There are several ways to screen for and diagnose diabetes. Most tests involve measuring glucose levels in the blood.
To get a blood sample, a health care professional will take a blood sample from a vein in your arm, using a small needle. After the needle is inserted, a small amount of blood will be collected into a test tube or vial. You may feel a little sting when the needle goes in or out. This usually takes less than five minutes.
The different types of glucose blood tests include:
- Blood glucose test, also known as fasting blood glucose. Before the test, you will need to fast for eight hours before the test. This test is often used as a screening test for diabetes. It may be repeated to confirm a diagnosis.
- Oral glucose tolerance test . This test also requires fasting before the test. When you arrive for your test, a blood sample will be taken. You will then drink a sugary liquid that contains glucose. About two hours later, another blood sample will be taken.

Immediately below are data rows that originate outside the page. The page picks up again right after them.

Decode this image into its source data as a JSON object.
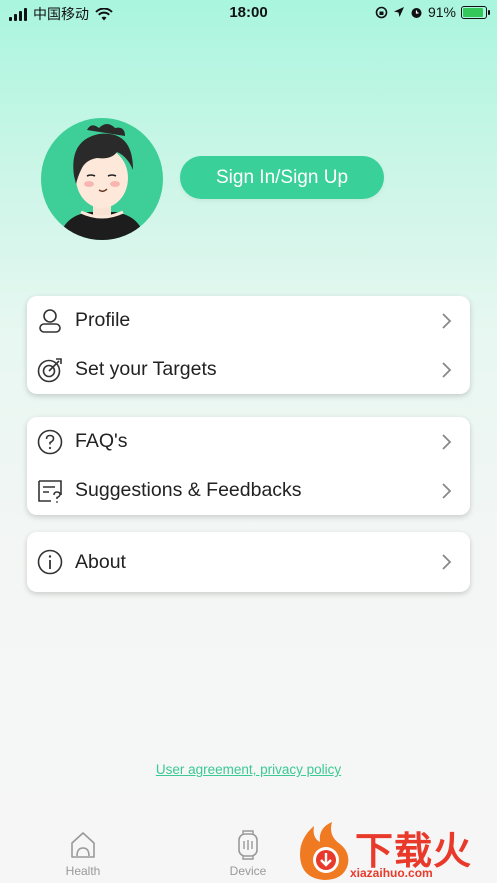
{
  "status_bar": {
    "carrier": "中国移动",
    "time": "18:00",
    "battery": "91%"
  },
  "header": {
    "sign_in_label": "Sign In/Sign Up"
  },
  "menu_groups": [
    {
      "items": [
        {
          "label": "Profile",
          "icon": "person-icon"
        },
        {
          "label": "Set your Targets",
          "icon": "target-icon"
        }
      ]
    },
    {
      "items": [
        {
          "label": "FAQ's",
          "icon": "question-icon"
        },
        {
          "label": "Suggestions & Feedbacks",
          "icon": "feedback-icon"
        }
      ]
    },
    {
      "items": [
        {
          "label": "About",
          "icon": "info-icon"
        }
      ]
    }
  ],
  "footer": {
    "agreement_link": "User agreement, privacy policy"
  },
  "tabbar": {
    "tabs": [
      {
        "label": "Health",
        "icon": "heart-house-icon"
      },
      {
        "label": "Device",
        "icon": "watch-icon"
      }
    ]
  },
  "watermark": {
    "title": "下载火",
    "domain": "xiazaihuo.com"
  },
  "colors": {
    "accent": "#3AD099",
    "link": "#3BC994",
    "background_top": "#A9F5DE",
    "background_bottom": "#F6F6F6"
  }
}
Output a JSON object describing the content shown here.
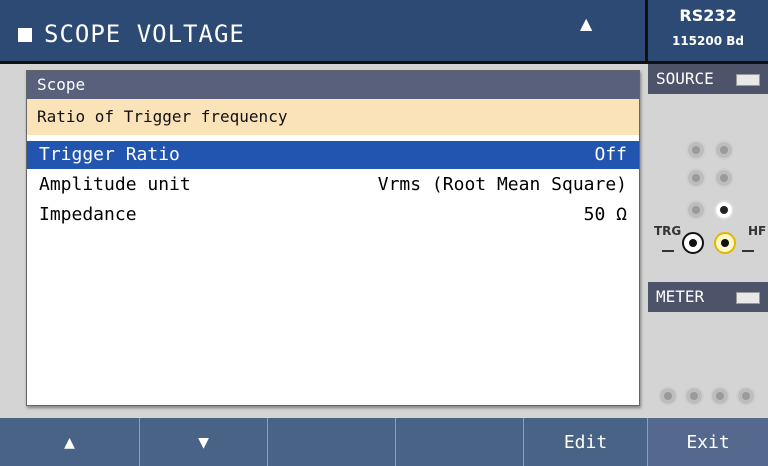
{
  "header": {
    "title": "SCOPE VOLTAGE",
    "warning_icon": "warning-triangle-icon"
  },
  "status": {
    "interface": "RS232",
    "baud": "115200 Bd"
  },
  "panel": {
    "section": "Scope",
    "description": "Ratio of Trigger frequency",
    "rows": [
      {
        "label": "Trigger Ratio",
        "value": "Off",
        "selected": true
      },
      {
        "label": "Amplitude unit",
        "value": "Vrms (Root Mean Square)"
      },
      {
        "label": "Impedance",
        "value": "50 Ω"
      }
    ]
  },
  "side": {
    "source_label": "SOURCE",
    "meter_label": "METER",
    "trg_label": "TRG",
    "hf_label": "HF"
  },
  "softkeys": {
    "k1": "▲",
    "k2": "▼",
    "k3": "",
    "k4": "",
    "k5": "Edit",
    "k6": "Exit"
  },
  "colors": {
    "header_bg": "#2c4a74",
    "selected_bg": "#2155b0",
    "desc_bg": "#fbe3b9",
    "section_bg": "#58607c",
    "softkey_bg": "#486386"
  }
}
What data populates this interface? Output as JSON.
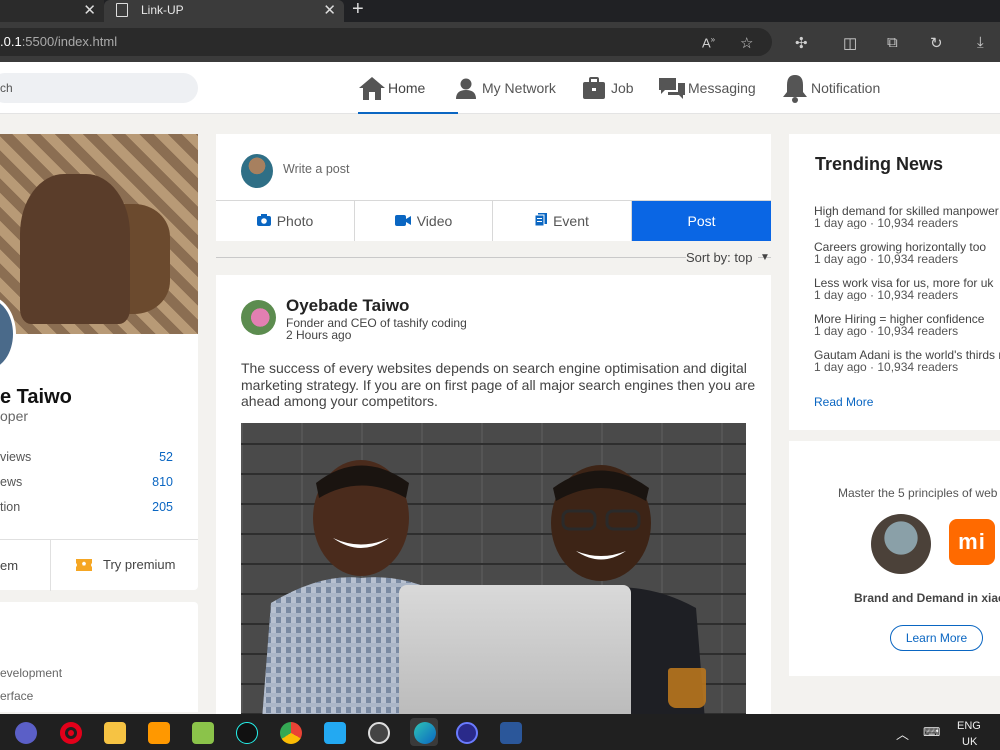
{
  "browser": {
    "tab_title": "Link-UP",
    "url_host": ".0.1",
    "url_rest": ":5500/index.html"
  },
  "search": {
    "placeholder": "ch"
  },
  "nav": {
    "home": "Home",
    "network": "My Network",
    "job": "Job",
    "messaging": "Messaging",
    "notification": "Notification"
  },
  "profile": {
    "name": "e Taiwo",
    "role": "oper",
    "stats": [
      {
        "label": "views",
        "value": "52"
      },
      {
        "label": "ews",
        "value": "810"
      },
      {
        "label": "tion",
        "value": "205"
      }
    ],
    "items_label": "em",
    "premium_label": "Try premium",
    "skills": [
      "evelopment",
      "erface"
    ]
  },
  "composer": {
    "placeholder": "Write a post",
    "photo": "Photo",
    "video": "Video",
    "event": "Event",
    "post": "Post"
  },
  "sort": {
    "label": "Sort by: top"
  },
  "post": {
    "author": "Oyebade Taiwo",
    "headline": "Fonder and CEO of tashify coding",
    "time": "2 Hours ago",
    "text": "The success of every websites depends on search engine optimisation and digital marketing strategy. If you are on first page of all major search engines then you are ahead among your competitors."
  },
  "trending": {
    "title": "Trending News",
    "items": [
      {
        "headline": "High demand for skilled manpower",
        "meta": "1 day ago · 10,934 readers"
      },
      {
        "headline": "Careers growing horizontally too",
        "meta": "1 day ago · 10,934 readers"
      },
      {
        "headline": "Less work visa for us, more for uk",
        "meta": "1 day ago · 10,934 readers"
      },
      {
        "headline": "More Hiring = higher confidence",
        "meta": "1 day ago · 10,934 readers"
      },
      {
        "headline": "Gautam Adani is the world's thirds r",
        "meta": "1 day ago · 10,934 readers"
      }
    ],
    "read_more": "Read More"
  },
  "promo": {
    "text": "Master the 5 principles of web",
    "logo_text": "mi",
    "brand": "Brand and Demand in xiac",
    "learn_more": "Learn More"
  },
  "taskbar": {
    "lang": "ENG",
    "region": "UK"
  },
  "colors": {
    "accent": "#0a66c2",
    "post_button": "#0a66e4",
    "xiaomi": "#ff6a00"
  }
}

- Random blood sugar. This test can be taken at any time. No fasting is required.
- Hemoglobin A1c . This test measures the average amount of glucose attached to hemoglobin over the past 3 months. Hemoglobin is the part of your red blood cells that carries oxygen from your lungs to the rest of your body. No fasting is required for this test.